“One of my neighbors is an attorney,” Stan commented one morning while we waited for breakfast.
“That’s too bad,” I replied with a smile.
“No,” Stan said, “he’s one of the good ones. I very much enjoy his company. In fact, he and his wife were over for dinner the other night.”
“Good time?” I asked.
“It was,” Stan replied. “At one point in the evening we had an interesting discussion about freedom. We were talking about the rights and obligations of free speech and other freedoms.”
Continuing, he added, “My neighbor talked about the nuances of the law, such as whether if someone says or does something that could cause harm, but it doesn’t, whether that person can or should be punished.”
“Kind of like the old question of whether a person has the right to yell ‘fire’ in a crowded theater when there is no fire. Is that it?”
“That’s it,” Stan replied. “The argument of whether it’s okay even if no harm is caused.”
“At one point in our discussion,” Stan continued, “we got on the subject of a person who drives under the influence of alcohol or drugs. I pointed out that I thought that doing so was prohibited behavior even if there’s no harm.”
“Did he agree with that?” I asked.
“He did,” Stan responded. “And then we went on to talk about how that relates to our faith walks.”
“In what way?”
“About how our acceptance of the finished work of Christ Jesus on the cross frees us from the law of sin and death,” Stan responded, “grants us the assurance of salvation, and how that relates to the free will God allows us to have and to exercise.”
“Free will,” I commented. “That’s a huge subject I’m not sure I understand. Sometimes I wish God would just make me do what He wants.”
“That’s not how God works,” Stan said. “We can talk about that another day.”
“But for the moment,” he continued, “I think the huge subject of free will boils down to the somewhat simplistic bottom-line notion that while I’m free to do whatever I want and it won’t affect the salvation I have accepted as God’s free and gracious gift, being a disciple precludes me from exercising my free will in that direction.”
“Yeah,” I said, “I can agree with that, but what about the notion that since we are covered by God’s grace, mercy, and His forgiveness, we can just go on sinning so there will be more of God’s grace and mercy poured out on us?”

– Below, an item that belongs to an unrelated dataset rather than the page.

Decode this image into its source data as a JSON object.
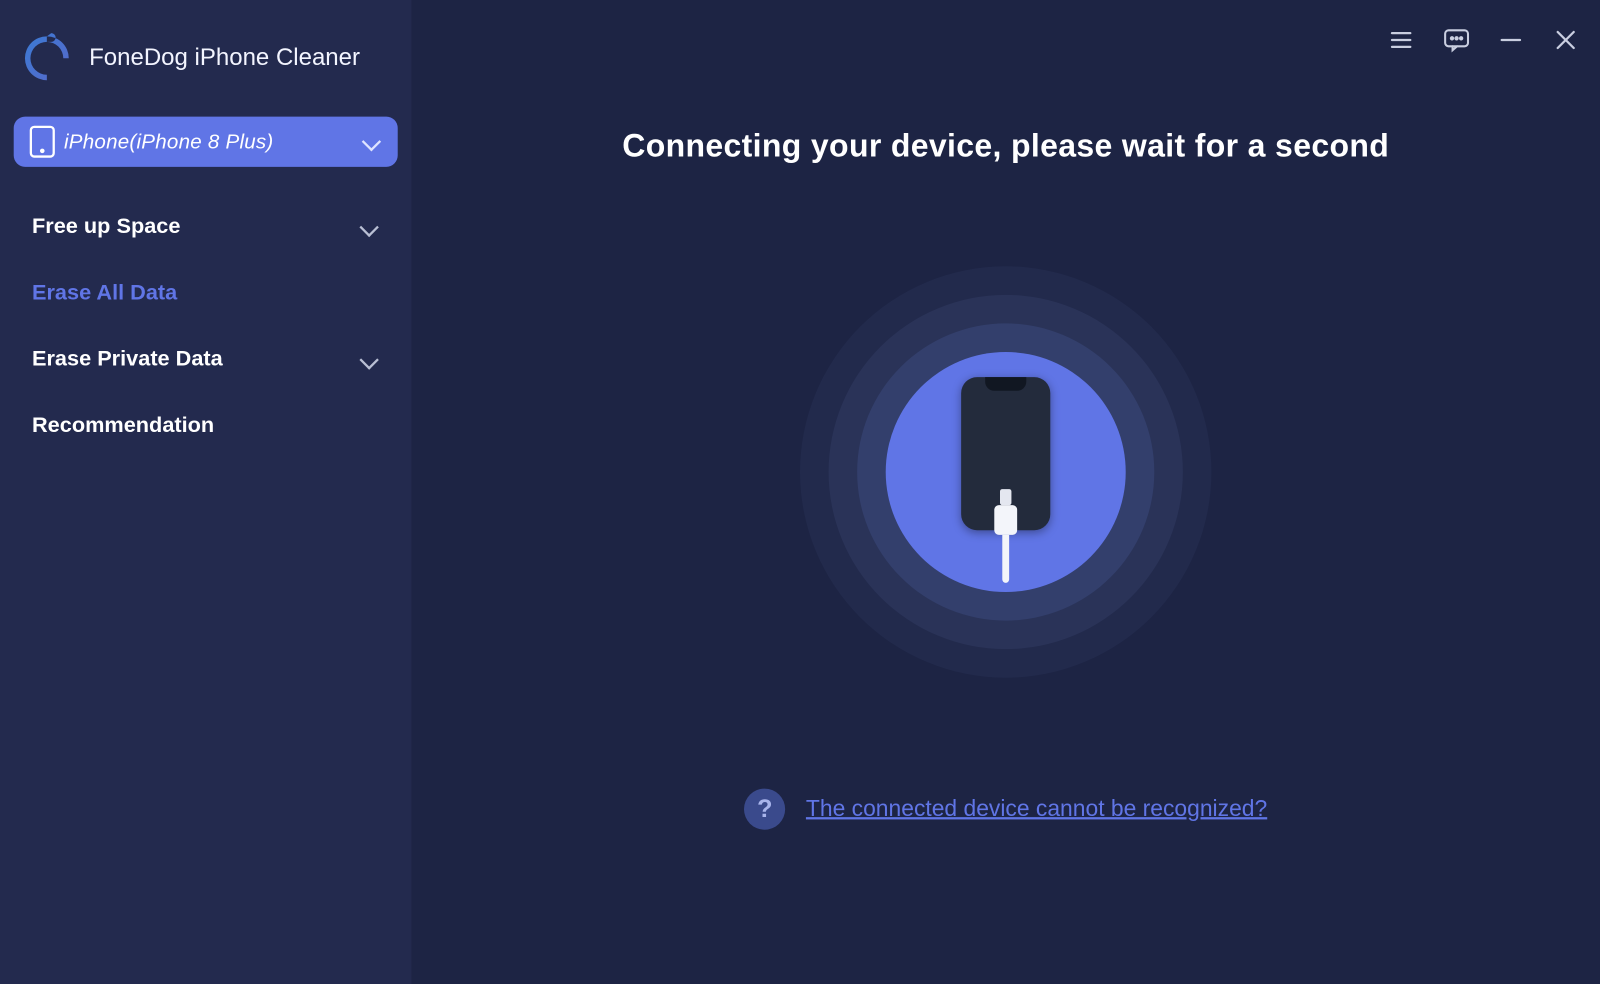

Stan looked at me for a few seconds without saying anything, and then said, “You’re kidding, right?”
“Indeed,” I replied with a smile. “Just kidding. I take seriously what the apostle Paul wrote about this. I’m covered by the finished work of the cross through the love, grace, and mercy of God, but that doesn’t mean that I can keep on sinning and doing whatever I want.”
“Good,” Stan replied. “You scared me there for a minute!”
“Our salvation,” he continued, “is to make a difference in how we live our lives while we wait for the train to glory.”
“But,” I said, “what if our lives aren’t any different from what they were before. Then what?”
“Better take a closer look,” Stan replied, “and examine from what we have been set free, what we are free to do, and what we are not.”
Bible verses to consider:
What then? Shall we sin because we are not under law, but under grace? May it never be! Romans 6:15.
Do you not know that your body is a temple of the Holy Spirit who is in you, whom you have from God, and that you are not your own? For you have been bought with a price; therefore glorify God in your body. 1 Corinthians 6:19, 20.
Grow in the grace and knowledge of our Lord and Savior Jesus Christ. 2 Peter 3:18.
Prayer: Thank you, Father, that I am freed from the law of sin and death by accepting the finished work of Christ Jesus on the cross. Thank you for all of the freedom you have made available to me in being free to be yours. I confess that too often I use the freedom you have granted to choose to walk my own way apart from you. Please, forgive that foolish approach to living for you the life you have given me to live. And please, Father, help me to follow every step of your lead in being and doing only what you intend. Thank you I can and do bring these prayers before you in the name of Jesus. Amen.
Think on this: Have you accepted God’s free and gracious provision to be freed from the law of sin and death so you will be in His eternal presence when your time here is completed? If no, why? What’s standing in the way? If you have accepted that provision, how are you doing in living your life for Him on this side of eternity? As well as you would like? As well as He would like? If you sense the need for some changes in how you exercise the freedom you have been given, how are those changes going to happen? Is that what you want? Why or why not?